Task objective
Every line of the records that holds the word "title" should be copied out.

Supplied records
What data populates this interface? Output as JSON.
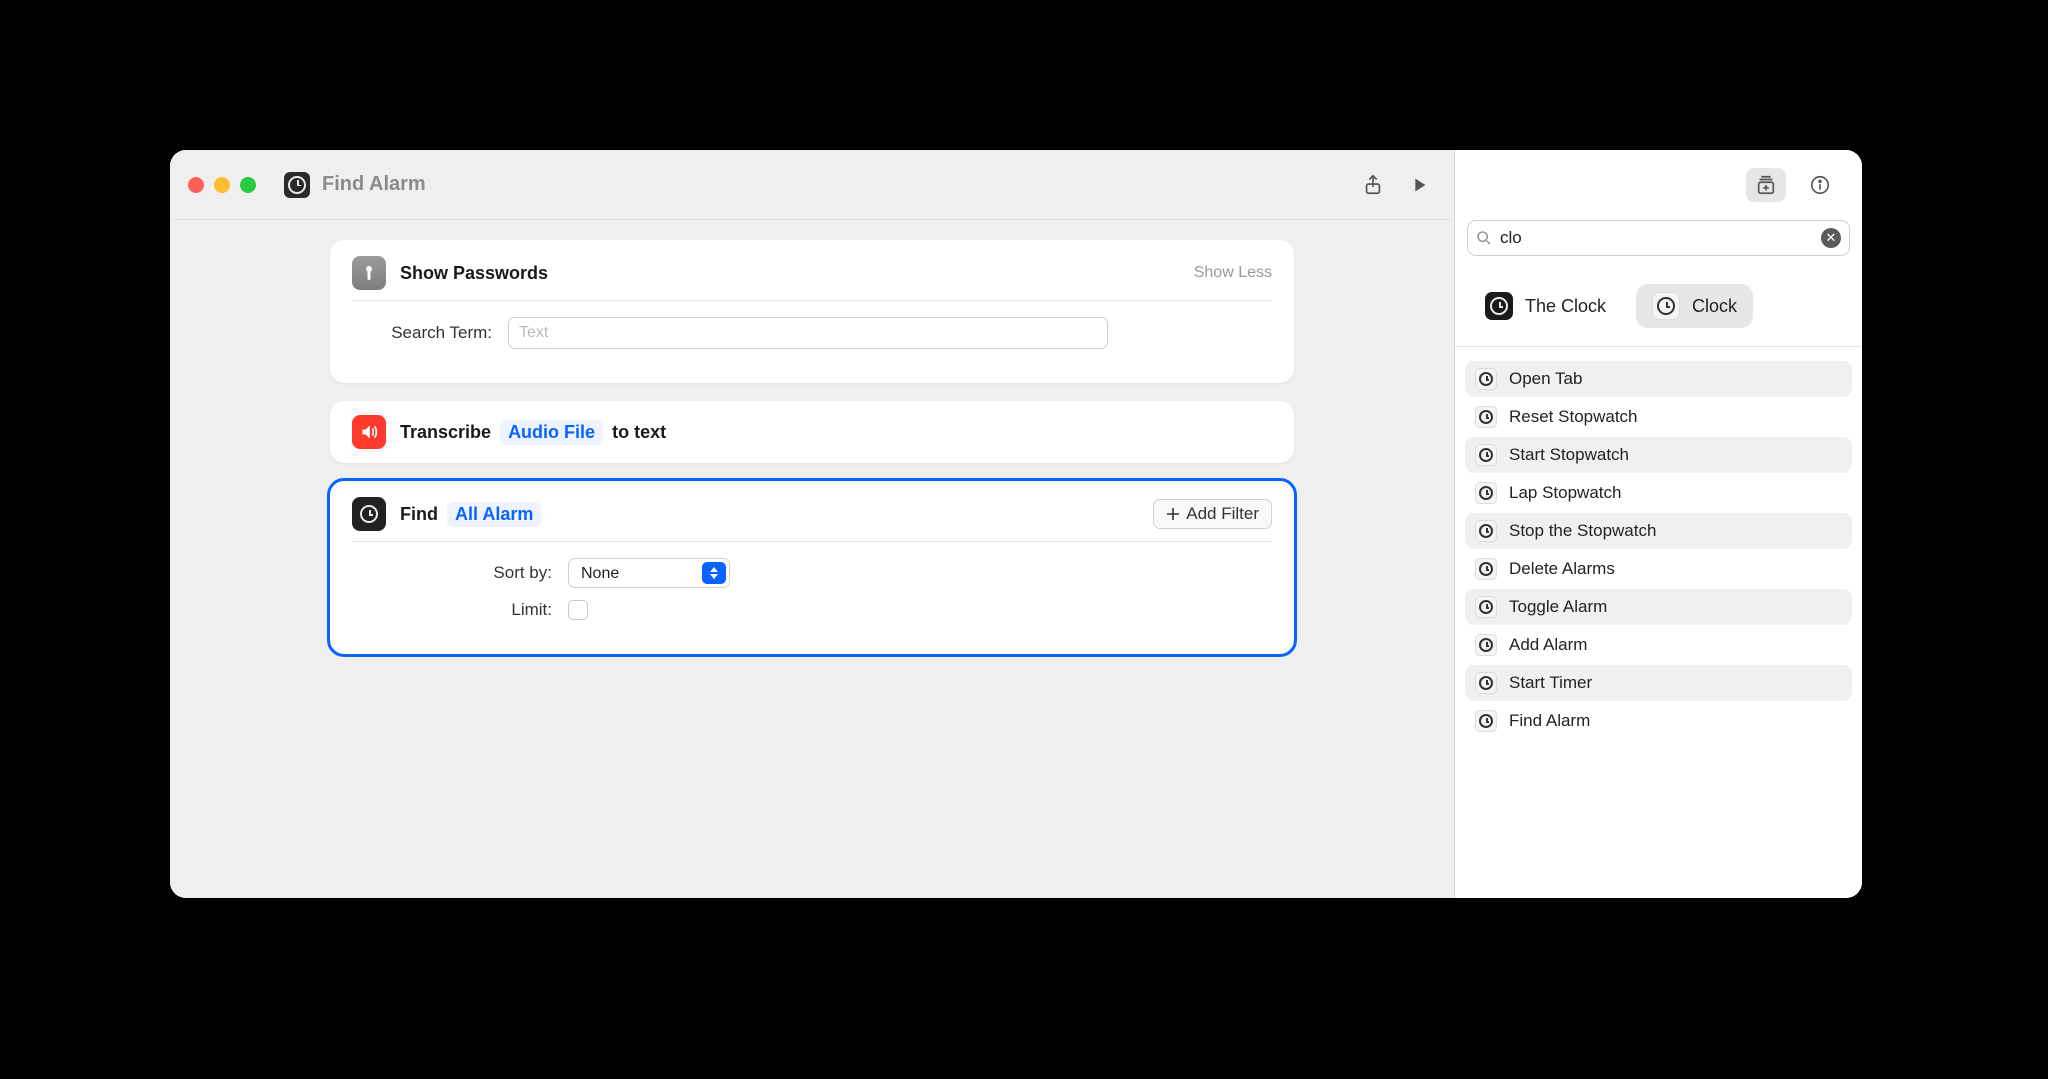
{
  "window": {
    "title": "Find Alarm"
  },
  "actions": {
    "passwords": {
      "title": "Show Passwords",
      "show_less": "Show Less",
      "search_term_label": "Search Term:",
      "search_placeholder": "Text"
    },
    "transcribe": {
      "prefix": "Transcribe",
      "token": "Audio File",
      "suffix": "to text"
    },
    "find_alarm": {
      "prefix": "Find",
      "token": "All Alarm",
      "add_filter": "Add Filter",
      "sort_by_label": "Sort by:",
      "sort_by_value": "None",
      "limit_label": "Limit:"
    }
  },
  "sidebar": {
    "search_value": "clo",
    "apps": [
      {
        "name": "The Clock",
        "selected": false,
        "icon": "dark"
      },
      {
        "name": "Clock",
        "selected": true,
        "icon": "white"
      }
    ],
    "action_list": [
      "Open Tab",
      "Reset Stopwatch",
      "Start Stopwatch",
      "Lap Stopwatch",
      "Stop the Stopwatch",
      "Delete Alarms",
      "Toggle Alarm",
      "Add Alarm",
      "Start Timer",
      "Find Alarm"
    ]
  }
}
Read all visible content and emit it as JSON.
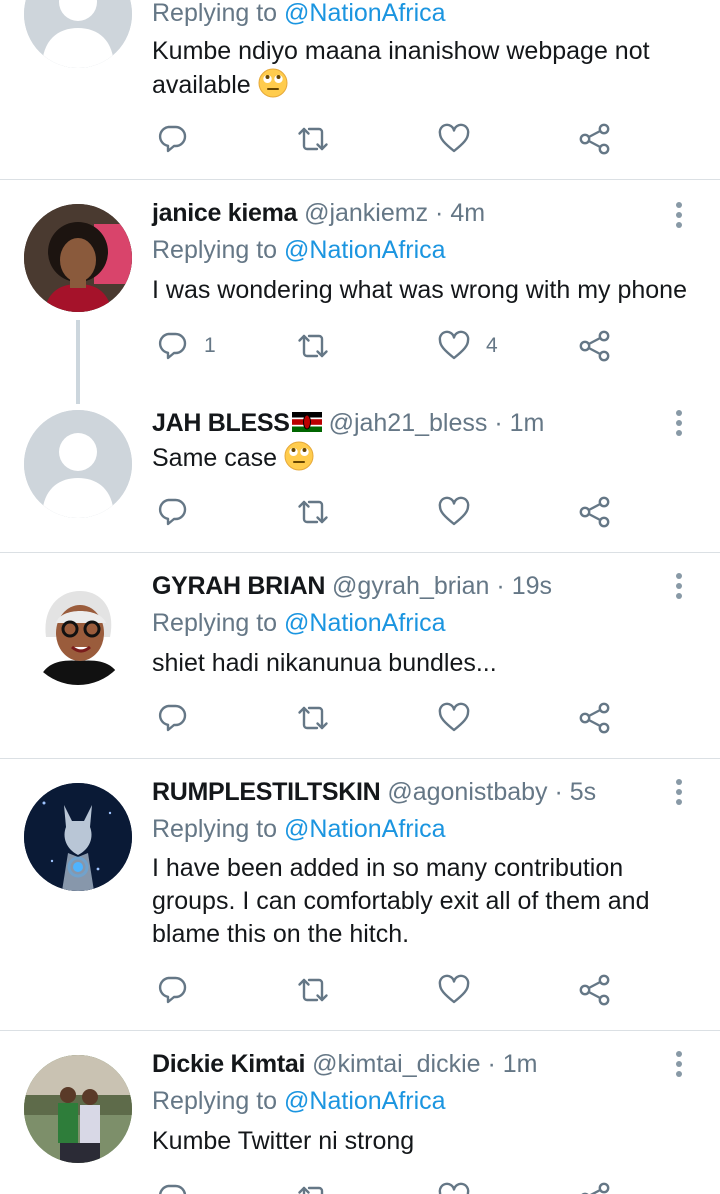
{
  "tweets": [
    {
      "name": "",
      "handle": "",
      "time": "",
      "replying_prefix": "Replying to ",
      "replying_to": "@NationAfrica",
      "text": "Kumbe ndiyo maana inanishow webpage not available",
      "reply_count": "",
      "like_count": ""
    },
    {
      "name": "janice kiema",
      "handle": "@jankiemz",
      "time": "4m",
      "replying_prefix": "Replying to ",
      "replying_to": "@NationAfrica",
      "text": "I was wondering what was wrong with my phone",
      "reply_count": "1",
      "like_count": "4"
    },
    {
      "name": "JAH BLESS",
      "handle": "@jah21_bless",
      "time": "1m",
      "text": "Same case"
    },
    {
      "name": "GYRAH BRIAN",
      "handle": "@gyrah_brian",
      "time": "19s",
      "replying_prefix": "Replying to ",
      "replying_to": "@NationAfrica",
      "text": "shiet hadi nikanunua bundles..."
    },
    {
      "name": "RUMPLESTILTSKIN",
      "handle": "@agonistbaby",
      "time": "5s",
      "replying_prefix": "Replying to ",
      "replying_to": "@NationAfrica",
      "text_lines": [
        "I have been added in so many contribution",
        "groups. I can comfortably exit all of them and",
        "blame this on the hitch."
      ]
    },
    {
      "name": "Dickie Kimtai",
      "handle": "@kimtai_dickie",
      "time": "1m",
      "replying_prefix": "Replying to ",
      "replying_to": "@NationAfrica",
      "text": "Kumbe Twitter ni strong"
    }
  ],
  "separator": "·",
  "icons": {
    "reply": "reply-icon",
    "retweet": "retweet-icon",
    "like": "heart-icon",
    "share": "share-icon",
    "more": "more-vertical-icon",
    "emoji": "face-with-rolling-eyes-emoji",
    "flag": "kenya-flag-emoji"
  },
  "colors": {
    "link": "#1b95e0",
    "secondary_text": "#657786",
    "primary_text": "#14171a",
    "divider": "#dbe0e4",
    "icon": "#657786"
  }
}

Answer to this exercise
    "title": "Find Alarm"
      "title": "Show Passwords",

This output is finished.